FX's Feud spent some of its first episode detailing the earliest days on the set of What Ever Happened to Baby Jane?, including the development of the main characters' signature looks. It used Blanche and Jane's distinct personal styles to further explore the rivalry between stars Joan Crawford and Bette Davis, as they both have very different approaches to their characters. Whereas it was an uphill struggle to get Crawford to give up her glamour to play a recluse, Davis was all about doing what was right for the character — even if she didn't look so pretty in the process. But why does Bette Davis wear so much makeup on Feud?

While on the show it could initially be seen as a dig to Crawford because of her penchant for wearing a lot of makeup and the fact that Davis was shown taking inspiration from an old wig of Crawford's, the real-life explanation is a bit more mundane.

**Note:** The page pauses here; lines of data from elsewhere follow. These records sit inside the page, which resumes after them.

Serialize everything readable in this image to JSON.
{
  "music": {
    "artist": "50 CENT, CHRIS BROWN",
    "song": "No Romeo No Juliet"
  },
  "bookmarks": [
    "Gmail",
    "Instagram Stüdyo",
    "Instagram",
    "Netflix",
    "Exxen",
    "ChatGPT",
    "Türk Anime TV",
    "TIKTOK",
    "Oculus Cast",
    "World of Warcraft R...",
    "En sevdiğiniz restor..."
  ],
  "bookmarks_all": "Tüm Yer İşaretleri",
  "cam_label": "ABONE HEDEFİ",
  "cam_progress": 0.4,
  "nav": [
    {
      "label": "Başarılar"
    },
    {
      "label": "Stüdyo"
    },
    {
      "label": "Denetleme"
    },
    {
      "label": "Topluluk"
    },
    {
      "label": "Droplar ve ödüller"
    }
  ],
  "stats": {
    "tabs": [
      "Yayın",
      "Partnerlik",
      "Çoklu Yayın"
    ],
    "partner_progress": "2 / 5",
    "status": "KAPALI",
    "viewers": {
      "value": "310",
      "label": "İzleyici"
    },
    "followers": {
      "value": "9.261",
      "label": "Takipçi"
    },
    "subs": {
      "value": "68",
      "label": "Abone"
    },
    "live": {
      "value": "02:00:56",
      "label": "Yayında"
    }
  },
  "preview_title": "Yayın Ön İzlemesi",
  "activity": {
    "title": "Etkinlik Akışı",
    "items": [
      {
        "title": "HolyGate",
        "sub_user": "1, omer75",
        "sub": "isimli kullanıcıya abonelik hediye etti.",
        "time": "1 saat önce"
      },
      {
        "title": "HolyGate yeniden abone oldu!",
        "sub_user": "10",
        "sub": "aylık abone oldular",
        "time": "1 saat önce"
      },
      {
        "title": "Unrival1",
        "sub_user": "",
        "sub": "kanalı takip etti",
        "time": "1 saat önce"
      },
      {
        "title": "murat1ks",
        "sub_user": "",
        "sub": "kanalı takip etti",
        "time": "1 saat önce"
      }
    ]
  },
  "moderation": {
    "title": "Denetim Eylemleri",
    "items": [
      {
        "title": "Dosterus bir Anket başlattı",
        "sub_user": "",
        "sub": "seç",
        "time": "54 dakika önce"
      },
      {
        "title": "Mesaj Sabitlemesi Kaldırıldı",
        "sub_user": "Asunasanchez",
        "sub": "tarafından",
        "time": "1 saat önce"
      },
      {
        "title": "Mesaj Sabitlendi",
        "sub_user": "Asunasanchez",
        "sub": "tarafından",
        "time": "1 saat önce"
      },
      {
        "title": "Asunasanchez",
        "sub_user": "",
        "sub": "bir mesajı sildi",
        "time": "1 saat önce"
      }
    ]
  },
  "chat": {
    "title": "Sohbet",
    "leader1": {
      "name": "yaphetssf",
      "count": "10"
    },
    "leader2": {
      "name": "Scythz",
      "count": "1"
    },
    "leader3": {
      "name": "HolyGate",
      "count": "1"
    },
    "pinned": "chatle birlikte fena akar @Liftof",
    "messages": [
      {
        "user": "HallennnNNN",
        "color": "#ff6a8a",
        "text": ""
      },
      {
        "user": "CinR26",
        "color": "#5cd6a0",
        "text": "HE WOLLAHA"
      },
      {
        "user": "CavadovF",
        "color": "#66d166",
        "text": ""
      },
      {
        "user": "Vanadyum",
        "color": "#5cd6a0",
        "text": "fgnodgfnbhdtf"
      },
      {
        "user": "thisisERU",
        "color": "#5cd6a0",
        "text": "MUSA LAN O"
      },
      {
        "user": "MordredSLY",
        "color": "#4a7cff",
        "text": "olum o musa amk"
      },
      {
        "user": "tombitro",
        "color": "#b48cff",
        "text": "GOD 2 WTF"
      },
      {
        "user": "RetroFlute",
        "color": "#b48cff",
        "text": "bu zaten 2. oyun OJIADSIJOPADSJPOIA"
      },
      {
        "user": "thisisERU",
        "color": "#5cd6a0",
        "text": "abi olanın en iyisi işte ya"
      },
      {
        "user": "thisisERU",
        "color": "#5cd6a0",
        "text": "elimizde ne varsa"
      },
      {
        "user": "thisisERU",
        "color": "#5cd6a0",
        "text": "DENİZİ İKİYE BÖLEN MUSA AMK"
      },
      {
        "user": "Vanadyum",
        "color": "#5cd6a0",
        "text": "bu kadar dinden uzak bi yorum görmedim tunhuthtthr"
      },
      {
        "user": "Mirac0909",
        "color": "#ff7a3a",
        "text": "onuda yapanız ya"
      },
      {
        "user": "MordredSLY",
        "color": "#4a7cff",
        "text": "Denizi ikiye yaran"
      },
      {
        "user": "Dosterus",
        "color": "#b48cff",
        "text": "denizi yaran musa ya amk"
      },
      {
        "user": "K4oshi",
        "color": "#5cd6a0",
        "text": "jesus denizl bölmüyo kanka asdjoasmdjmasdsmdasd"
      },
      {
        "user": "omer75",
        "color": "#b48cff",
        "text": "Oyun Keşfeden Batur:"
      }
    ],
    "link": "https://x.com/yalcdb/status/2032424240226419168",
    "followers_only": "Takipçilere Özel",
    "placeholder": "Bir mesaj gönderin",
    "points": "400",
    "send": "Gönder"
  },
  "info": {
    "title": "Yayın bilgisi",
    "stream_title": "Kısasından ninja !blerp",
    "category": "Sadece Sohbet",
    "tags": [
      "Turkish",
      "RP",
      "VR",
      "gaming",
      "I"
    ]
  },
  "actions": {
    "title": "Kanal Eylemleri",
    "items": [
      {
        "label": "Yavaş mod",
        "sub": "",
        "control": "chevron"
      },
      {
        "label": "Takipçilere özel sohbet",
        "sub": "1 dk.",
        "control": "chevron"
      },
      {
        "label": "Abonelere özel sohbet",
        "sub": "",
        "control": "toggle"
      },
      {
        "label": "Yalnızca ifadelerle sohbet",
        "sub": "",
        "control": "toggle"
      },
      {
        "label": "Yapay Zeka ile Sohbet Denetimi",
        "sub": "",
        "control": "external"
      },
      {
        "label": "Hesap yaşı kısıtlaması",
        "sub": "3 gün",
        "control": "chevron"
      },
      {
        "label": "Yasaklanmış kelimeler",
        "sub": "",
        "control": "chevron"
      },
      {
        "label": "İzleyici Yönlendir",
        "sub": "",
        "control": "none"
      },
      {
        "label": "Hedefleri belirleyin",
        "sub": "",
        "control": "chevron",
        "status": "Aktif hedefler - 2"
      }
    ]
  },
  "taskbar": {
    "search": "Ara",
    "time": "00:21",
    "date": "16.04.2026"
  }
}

In real life, neither woman even knew Crawford had once worn the wig because it had been styled so differently that even Crawford herself did not recognize it. Jane's look was intentionally garish as an attempt to explain her character's origins and deteriorated mental state; Jane had once been a vaudeville star, so the look became a wildly exaggerated version of vaudeville stage makeup.

Stage makeup is usually much heavier than every day makeup, but Davis (who designed her own look for the film and did her own makeup) took it to the extreme. In Feud, Davis even mentioned adding a Clara Bow beauty mark while creating the look, indicating that some of her inspiration came from silent film as well, when a heavier makeup style was more in vogue. Inspiration also came from silent film stars like Mary Pickford, who was known for her childlike look, something that was an important facet of Jane's look as well because she had been famous as a child and this was an attempt to recapture her former glory.

In her memoir This 'N'That, Davis spoke about her intentions when creating Jane's look. "What I had in mind no professional makeup man would have dared to put on me," she said, adding:

One told me he was afraid that if he did what I wanted, he might never work again. Jane looked like many women one sees on Hollywood Boulevard. In fact author Henry Farrell patterned the character of Jane after these women. One would presume by the way they looked that they once were actresses, and were now unemployed. I felt Jane never washed her face, just added another layer of makeup each day.

Feud also showed Davis' debut of the look, which was met with thunderous applause. That was another thing dramatized for the purposes of the story, because in real life Davis' efforts were not so unanimously supported. It was an extreme look and many felt that it went too far. It took some time for the director and producers to come around to Davis' point of view, and of course she was right: Baby Jane's look was perfect for the character.